Two intrepid librarians

Two intrepid librarians review the best nonfiction books for children

Friday, June 27, 2014

Boundaries: how the Mason-Dixon line settled a family feud & divided a nation
Sally M. Walker
Candlewick Press. 2014
ISBN: 9780763656126
Grades 9-12
I borrowed a copy of this book from my local public library.

Life is interesting. Several months ago, before I knew about Boundaries by Sally M. Walker, I stumbled across an article on NationalGeographic’s news site “Saving the Mason-Dixon Line” by Bijal P. Trivedi.  Written in 2002, Trivedi writes of how two present day surveyors have spent over ten years locating and documenting each and every stone laid by Charles Mason and Jeremiah Dixon during the years 1763-67.  The stones that mark this infamous boundary, after 200 years, are weathering, damaged, vandalized or missing altogether.  You can imagine my delight to then find a book, by Sally M. Walker, no less, that would give me the history on the creation of the Mason-Dixon Line and some background information on the men who completed this scientific feat. As Walker explains in her introduction, The story of the Mason-Dixon Line encompasses many different boundaries, some hundreds of years old. The history of this line begins with a country, the religious persecution of its own people, and a fierce property dispute.

The book is well documented, and though it explains what led up to the decision to create a clear boundary marker between Pennsylvania, Maryland, and Delaware, Walker does an excellent job explaining the scientific method the surveyor’s used to ensure the boundary was accurate. Complementing the text are many historic photographs. Sidebars are distinguished from the main text by placing the words in italics. The inclusion of an author’s note, index, source notes, bibliography, and index make this an excellent example of quality nonfiction.

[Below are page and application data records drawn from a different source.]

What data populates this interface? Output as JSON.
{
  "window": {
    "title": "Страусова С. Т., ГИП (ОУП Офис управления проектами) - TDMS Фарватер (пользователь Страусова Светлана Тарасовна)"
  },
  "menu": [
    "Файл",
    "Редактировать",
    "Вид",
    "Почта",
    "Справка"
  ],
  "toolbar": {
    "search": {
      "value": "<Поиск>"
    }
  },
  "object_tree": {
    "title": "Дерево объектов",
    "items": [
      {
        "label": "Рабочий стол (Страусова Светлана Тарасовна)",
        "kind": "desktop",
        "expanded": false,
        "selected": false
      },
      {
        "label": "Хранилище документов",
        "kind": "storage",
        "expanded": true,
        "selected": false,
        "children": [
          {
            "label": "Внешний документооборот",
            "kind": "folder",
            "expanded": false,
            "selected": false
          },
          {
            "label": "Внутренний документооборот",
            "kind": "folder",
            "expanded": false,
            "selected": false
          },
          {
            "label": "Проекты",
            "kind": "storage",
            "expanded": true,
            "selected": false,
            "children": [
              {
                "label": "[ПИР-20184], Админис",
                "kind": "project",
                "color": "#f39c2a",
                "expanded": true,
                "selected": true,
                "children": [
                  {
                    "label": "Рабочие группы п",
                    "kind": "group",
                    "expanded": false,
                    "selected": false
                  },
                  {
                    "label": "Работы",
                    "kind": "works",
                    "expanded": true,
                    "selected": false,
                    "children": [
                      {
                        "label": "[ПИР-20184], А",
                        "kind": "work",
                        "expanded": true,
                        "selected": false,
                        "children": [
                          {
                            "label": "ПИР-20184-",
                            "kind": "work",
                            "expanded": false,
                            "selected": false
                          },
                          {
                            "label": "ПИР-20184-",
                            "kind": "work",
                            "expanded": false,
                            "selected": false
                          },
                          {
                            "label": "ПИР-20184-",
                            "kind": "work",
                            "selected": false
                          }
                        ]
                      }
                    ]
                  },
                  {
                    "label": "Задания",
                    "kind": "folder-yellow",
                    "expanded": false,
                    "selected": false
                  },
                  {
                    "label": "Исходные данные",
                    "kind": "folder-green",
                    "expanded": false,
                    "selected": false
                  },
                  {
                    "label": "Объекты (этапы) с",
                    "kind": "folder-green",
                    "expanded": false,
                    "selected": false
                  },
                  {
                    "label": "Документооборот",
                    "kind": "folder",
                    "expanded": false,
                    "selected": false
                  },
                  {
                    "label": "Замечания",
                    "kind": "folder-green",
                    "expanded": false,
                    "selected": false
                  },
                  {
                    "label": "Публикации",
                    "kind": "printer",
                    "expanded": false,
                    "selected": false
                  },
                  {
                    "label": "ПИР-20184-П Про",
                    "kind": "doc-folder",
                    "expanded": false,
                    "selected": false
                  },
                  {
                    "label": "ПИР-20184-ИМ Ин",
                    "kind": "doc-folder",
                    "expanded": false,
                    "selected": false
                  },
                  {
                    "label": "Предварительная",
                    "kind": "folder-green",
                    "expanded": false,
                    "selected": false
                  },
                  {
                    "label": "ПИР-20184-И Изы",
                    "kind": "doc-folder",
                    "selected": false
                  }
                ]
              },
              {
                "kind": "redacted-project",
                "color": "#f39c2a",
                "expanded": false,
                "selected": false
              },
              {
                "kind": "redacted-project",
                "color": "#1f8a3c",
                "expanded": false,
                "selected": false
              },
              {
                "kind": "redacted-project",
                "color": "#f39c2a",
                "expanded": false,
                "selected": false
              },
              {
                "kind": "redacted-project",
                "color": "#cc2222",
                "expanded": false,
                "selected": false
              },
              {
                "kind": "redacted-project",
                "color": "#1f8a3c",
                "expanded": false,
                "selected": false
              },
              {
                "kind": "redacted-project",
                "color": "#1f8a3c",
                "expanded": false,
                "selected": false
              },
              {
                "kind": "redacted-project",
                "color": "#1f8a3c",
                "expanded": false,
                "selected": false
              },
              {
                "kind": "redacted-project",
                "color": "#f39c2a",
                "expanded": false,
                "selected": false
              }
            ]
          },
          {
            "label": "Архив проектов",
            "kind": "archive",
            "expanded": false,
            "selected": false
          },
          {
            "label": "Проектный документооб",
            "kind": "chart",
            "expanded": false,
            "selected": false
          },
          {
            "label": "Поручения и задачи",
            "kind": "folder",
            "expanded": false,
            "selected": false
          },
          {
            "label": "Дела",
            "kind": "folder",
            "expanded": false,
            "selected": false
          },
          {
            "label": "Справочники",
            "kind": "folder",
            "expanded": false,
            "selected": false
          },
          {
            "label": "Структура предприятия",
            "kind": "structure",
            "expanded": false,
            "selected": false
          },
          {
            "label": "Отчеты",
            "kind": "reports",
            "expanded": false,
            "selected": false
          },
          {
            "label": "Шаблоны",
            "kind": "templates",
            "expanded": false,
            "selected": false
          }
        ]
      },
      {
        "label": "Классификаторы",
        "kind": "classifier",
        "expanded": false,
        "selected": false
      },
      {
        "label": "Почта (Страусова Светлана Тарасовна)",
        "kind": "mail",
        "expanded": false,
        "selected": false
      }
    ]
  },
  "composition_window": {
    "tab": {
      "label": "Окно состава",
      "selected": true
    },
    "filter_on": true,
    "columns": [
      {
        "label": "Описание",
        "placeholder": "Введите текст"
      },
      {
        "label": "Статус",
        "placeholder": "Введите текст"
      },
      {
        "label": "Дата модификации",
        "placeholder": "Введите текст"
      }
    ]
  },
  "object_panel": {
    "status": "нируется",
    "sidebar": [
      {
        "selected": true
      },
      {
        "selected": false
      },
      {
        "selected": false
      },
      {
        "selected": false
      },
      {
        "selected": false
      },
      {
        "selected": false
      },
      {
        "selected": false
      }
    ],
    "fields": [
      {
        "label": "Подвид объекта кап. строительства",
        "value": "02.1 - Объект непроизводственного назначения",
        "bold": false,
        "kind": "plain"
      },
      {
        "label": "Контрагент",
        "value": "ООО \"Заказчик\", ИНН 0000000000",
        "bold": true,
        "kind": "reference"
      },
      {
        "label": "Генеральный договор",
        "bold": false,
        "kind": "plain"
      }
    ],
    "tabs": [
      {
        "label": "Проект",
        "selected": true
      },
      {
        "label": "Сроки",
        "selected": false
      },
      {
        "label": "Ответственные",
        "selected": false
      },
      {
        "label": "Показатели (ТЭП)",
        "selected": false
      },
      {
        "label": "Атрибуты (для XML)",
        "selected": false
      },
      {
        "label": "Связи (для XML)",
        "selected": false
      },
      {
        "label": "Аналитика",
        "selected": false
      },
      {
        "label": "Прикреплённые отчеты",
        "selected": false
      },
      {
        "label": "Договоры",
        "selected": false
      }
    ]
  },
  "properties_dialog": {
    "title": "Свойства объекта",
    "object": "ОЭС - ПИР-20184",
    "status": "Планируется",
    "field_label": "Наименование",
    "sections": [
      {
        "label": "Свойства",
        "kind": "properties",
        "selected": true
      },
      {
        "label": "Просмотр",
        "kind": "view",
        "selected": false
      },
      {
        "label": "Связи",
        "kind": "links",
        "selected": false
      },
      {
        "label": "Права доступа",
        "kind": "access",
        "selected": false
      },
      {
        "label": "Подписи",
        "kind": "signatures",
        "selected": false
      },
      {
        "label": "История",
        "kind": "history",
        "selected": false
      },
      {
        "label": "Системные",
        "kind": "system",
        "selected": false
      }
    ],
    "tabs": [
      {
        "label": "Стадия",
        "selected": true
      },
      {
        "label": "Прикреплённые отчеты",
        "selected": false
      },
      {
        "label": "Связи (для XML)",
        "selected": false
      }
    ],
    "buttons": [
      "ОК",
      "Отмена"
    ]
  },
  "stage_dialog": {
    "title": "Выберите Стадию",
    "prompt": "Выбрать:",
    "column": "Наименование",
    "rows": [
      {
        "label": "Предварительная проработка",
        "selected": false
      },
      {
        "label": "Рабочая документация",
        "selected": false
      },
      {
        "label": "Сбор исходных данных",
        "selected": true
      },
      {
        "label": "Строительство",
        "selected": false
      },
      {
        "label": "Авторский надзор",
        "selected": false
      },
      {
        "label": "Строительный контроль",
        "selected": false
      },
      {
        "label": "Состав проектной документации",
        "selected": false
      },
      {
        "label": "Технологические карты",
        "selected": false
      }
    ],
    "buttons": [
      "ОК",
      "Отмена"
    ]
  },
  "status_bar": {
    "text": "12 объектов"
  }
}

Boundaries is a great addition to units studying American History or Astronomy.

Listen to the song, Sailing to Philadelphia that Mark Knopfler wrote after reading Thomas Pynchon’s novel, Mason & Dixon.

1 comment:

  1. I love Sailing to Philadelphia! This book looks great!